--- Input for this task ---
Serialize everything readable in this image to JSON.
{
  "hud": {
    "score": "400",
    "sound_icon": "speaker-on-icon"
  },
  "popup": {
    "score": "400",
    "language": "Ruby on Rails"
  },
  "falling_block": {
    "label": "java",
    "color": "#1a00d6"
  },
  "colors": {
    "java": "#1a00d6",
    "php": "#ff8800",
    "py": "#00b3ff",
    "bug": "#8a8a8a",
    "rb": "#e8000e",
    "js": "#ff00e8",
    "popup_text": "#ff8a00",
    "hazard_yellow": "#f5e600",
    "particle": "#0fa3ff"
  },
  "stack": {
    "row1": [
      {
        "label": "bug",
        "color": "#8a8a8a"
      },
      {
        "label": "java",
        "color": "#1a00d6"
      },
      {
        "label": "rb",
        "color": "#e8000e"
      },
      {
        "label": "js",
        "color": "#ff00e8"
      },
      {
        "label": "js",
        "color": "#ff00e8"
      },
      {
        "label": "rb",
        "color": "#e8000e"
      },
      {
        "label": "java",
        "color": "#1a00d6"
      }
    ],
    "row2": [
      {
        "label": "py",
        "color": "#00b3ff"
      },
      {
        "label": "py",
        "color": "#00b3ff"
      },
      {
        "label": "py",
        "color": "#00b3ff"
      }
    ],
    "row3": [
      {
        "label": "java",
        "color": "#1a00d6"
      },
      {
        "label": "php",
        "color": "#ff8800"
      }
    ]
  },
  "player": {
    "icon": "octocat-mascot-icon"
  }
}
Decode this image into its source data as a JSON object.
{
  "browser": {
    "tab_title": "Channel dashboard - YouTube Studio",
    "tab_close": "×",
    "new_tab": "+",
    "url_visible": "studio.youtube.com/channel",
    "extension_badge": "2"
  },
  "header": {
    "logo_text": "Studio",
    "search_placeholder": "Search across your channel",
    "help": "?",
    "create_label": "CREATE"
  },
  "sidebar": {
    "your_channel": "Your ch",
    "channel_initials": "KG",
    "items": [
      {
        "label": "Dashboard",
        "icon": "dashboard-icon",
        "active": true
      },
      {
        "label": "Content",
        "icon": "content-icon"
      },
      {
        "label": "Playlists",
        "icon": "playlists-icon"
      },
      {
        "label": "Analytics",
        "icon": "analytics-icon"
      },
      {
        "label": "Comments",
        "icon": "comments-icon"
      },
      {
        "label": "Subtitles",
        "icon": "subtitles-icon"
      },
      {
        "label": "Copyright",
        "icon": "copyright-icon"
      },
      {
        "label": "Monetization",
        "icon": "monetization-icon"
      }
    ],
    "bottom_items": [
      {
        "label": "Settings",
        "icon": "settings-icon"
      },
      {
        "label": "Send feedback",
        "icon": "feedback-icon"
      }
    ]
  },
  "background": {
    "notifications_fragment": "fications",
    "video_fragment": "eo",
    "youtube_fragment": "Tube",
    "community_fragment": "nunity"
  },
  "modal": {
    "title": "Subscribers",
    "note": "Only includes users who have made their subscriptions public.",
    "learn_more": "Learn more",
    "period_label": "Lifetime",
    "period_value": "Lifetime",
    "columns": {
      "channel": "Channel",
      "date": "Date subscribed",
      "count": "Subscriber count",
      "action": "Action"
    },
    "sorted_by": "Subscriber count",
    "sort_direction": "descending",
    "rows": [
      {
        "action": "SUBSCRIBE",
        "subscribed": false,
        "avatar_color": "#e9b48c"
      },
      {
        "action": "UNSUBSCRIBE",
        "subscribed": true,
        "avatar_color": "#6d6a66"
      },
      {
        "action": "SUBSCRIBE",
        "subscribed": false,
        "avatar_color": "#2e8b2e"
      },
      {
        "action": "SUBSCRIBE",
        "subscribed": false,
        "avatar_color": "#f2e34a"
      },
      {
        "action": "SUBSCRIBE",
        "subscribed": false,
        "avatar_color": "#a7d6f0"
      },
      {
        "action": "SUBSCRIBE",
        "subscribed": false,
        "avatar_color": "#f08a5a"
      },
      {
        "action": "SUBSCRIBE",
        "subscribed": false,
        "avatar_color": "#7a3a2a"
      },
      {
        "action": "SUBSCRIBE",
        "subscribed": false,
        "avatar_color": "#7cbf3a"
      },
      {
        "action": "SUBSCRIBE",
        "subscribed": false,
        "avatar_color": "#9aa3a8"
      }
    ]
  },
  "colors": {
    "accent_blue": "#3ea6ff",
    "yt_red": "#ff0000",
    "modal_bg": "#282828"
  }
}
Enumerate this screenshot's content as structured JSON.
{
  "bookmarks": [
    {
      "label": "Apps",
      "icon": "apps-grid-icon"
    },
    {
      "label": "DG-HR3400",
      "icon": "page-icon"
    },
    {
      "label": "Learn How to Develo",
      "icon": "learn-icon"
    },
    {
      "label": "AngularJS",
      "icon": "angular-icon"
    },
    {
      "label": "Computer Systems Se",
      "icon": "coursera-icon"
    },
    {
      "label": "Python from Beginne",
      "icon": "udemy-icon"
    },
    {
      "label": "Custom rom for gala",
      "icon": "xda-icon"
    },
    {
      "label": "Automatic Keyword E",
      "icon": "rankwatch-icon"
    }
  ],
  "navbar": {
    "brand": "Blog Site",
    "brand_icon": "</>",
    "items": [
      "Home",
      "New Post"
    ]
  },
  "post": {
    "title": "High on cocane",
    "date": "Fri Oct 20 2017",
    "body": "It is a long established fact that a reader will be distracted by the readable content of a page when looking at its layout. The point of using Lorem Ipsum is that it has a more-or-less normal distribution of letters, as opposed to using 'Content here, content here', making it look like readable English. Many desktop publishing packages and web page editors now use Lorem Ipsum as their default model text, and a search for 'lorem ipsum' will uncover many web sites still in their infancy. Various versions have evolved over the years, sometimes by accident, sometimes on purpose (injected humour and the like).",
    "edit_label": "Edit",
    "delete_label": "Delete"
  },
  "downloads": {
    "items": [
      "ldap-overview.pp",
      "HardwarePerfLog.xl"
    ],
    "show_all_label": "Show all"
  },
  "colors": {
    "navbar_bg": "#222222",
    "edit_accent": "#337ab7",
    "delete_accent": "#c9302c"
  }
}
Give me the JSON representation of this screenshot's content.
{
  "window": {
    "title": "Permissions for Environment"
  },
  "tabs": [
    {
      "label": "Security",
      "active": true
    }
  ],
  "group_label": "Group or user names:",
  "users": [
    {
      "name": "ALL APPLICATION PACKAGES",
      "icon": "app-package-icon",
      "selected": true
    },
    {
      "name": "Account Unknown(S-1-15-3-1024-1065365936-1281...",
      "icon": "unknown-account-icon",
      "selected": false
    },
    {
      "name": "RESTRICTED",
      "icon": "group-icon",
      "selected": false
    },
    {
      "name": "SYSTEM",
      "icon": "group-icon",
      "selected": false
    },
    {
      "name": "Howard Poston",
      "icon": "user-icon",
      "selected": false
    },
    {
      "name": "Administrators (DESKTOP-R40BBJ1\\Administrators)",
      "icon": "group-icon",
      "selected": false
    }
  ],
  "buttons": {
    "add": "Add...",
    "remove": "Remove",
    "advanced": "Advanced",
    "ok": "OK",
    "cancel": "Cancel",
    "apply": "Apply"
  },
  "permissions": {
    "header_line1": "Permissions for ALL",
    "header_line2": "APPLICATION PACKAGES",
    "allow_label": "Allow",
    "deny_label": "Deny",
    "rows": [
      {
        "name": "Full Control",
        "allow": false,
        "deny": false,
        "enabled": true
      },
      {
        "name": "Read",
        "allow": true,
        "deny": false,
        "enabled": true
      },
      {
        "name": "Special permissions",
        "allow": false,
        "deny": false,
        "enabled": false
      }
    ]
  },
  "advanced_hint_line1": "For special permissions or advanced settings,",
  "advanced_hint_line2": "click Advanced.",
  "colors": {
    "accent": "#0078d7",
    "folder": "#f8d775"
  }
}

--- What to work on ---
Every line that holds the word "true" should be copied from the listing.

--- Expected output ---
        "active": true
        "subscribed": true,
      "active": true
      "selected": true
        "enabled": true
        "allow": true,
        "enabled": true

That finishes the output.